      My boys are 26 and 20 now, but I’ll never forget the seismic event of their births, and the glorious years of their growing up.  Although the eldest has been gone 6 years, and the youngest 2, I still miss them every day…besides my husband, they are my very best friends.  Treasure each moment.  Cheers!  Kaarina

  • Nancy Davis

    Hi Kaarina,

    I allow everyone to see my vulnerability. I laugh at myself pretty often, because often I do funny stuff just in the course of a regular day.

    Am I creative? Yes. I write daily. Sometimes I even manage to write well.

    I take better care of my health now than I did. I needed my gallbladder out last April and that was a real wake up call for me. My diet has totally changed.

    Emotionally I have grown tremendously over the years. I once was a screaming angry lunatic. No more. I have calmed down considerably and have found new ways to cope.

    Am I growing what I planted? Well my son is growing! He is going to be nine in November.

    I have had those kinds of events – the most recent was the death of my beloved Father. It made me become more independent. Dad always said he thought I would write a book – who knows, maybe I will. 

    • Kaarina Dillabough

      Nancy, so nice to see you here.  I’ve been following your comments on other blogs for some time, and admire how you’re able to demonstrate your strength through your honesty, vulnerability and candor: something very much to be admired.

      Vulnerable, creative, taking care of your health and that of your child and learning and growing from those seismic events…I would say you’re a very healthy person Nancy!  I look forward to getting to know you even better.  Cheers!  Kaarina

  • T. Shakirah Dawud

    You know, there’s always that knife-edge we professionals balance on: we want to look bullet-proof, but we know we have to connect with people. But opening a window into our lives doesn’t have to be soul-baring–although for some it really is. You saw my post today that was a kind of relieved chuckle at myself. I like to be personable on my blog, so people can be reassured that I’m not just spouting information, and hopefully come to trust my advice. 

    Most of the blogs that pull me back time and again are the ones whose writers aren’t afraid to allow people into their lives and minds in a more personal way than we’d expect.  The act of opening up to people takes a whole lot of trust in itself, and it makes me–and other readers–feel special. 

    Thanks for sharing Diana Baur with us.

    • Kaarina Dillabough

      I think that opening up to the degree we feel comfortable, letting people know who we “really” are is key to good connections, good relationships and lasting friendships.  Your post today was great: very honest, very personable, very engaging.

      It does indeed take a level of trust to both open up, and respond with candor and honesty.  To trust!  Cheers!  Kaarina

      • T. Shakirah Dawud

        Wrote a post somewhat inspired by this one on Friday, about revealing the innermost layer of our business, that thing that makes up its drive.
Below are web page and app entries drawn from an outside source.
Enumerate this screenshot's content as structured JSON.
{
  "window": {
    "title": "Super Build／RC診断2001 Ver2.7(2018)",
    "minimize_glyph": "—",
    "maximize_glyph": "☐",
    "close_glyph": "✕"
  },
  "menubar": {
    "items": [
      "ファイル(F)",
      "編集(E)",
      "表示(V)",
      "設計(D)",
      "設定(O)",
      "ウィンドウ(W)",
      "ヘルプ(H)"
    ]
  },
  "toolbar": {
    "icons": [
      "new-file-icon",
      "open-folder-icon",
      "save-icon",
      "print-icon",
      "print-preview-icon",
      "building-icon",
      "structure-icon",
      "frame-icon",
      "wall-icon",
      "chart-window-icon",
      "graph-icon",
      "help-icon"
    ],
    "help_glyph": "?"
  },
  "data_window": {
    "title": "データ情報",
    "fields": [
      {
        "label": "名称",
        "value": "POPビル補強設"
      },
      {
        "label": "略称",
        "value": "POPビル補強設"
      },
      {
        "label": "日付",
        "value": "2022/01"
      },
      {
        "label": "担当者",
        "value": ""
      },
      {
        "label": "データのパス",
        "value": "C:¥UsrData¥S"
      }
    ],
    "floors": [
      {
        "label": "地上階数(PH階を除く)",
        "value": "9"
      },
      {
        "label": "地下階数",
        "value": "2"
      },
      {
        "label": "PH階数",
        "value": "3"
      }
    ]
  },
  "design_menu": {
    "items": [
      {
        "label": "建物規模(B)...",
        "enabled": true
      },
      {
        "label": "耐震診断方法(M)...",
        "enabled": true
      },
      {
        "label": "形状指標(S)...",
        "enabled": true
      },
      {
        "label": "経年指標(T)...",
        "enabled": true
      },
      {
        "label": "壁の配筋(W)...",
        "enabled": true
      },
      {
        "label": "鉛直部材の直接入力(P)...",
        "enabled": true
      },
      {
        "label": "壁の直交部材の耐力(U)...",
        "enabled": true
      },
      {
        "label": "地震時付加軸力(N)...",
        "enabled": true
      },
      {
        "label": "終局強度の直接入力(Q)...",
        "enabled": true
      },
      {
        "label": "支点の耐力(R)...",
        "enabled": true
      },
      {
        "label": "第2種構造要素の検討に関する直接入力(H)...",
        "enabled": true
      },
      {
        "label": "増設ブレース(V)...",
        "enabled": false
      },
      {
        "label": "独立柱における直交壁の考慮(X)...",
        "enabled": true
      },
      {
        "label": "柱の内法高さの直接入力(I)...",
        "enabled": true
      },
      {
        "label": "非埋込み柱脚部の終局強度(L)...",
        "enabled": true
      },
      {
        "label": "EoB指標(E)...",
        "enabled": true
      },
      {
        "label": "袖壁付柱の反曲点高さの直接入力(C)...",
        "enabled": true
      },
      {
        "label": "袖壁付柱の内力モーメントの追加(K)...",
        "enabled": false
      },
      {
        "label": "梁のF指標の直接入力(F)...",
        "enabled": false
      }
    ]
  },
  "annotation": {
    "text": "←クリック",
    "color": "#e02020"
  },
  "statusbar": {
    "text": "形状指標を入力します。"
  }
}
Has a lot to do with trust, I think, of ourselves and our market, to truly make a brand stand out.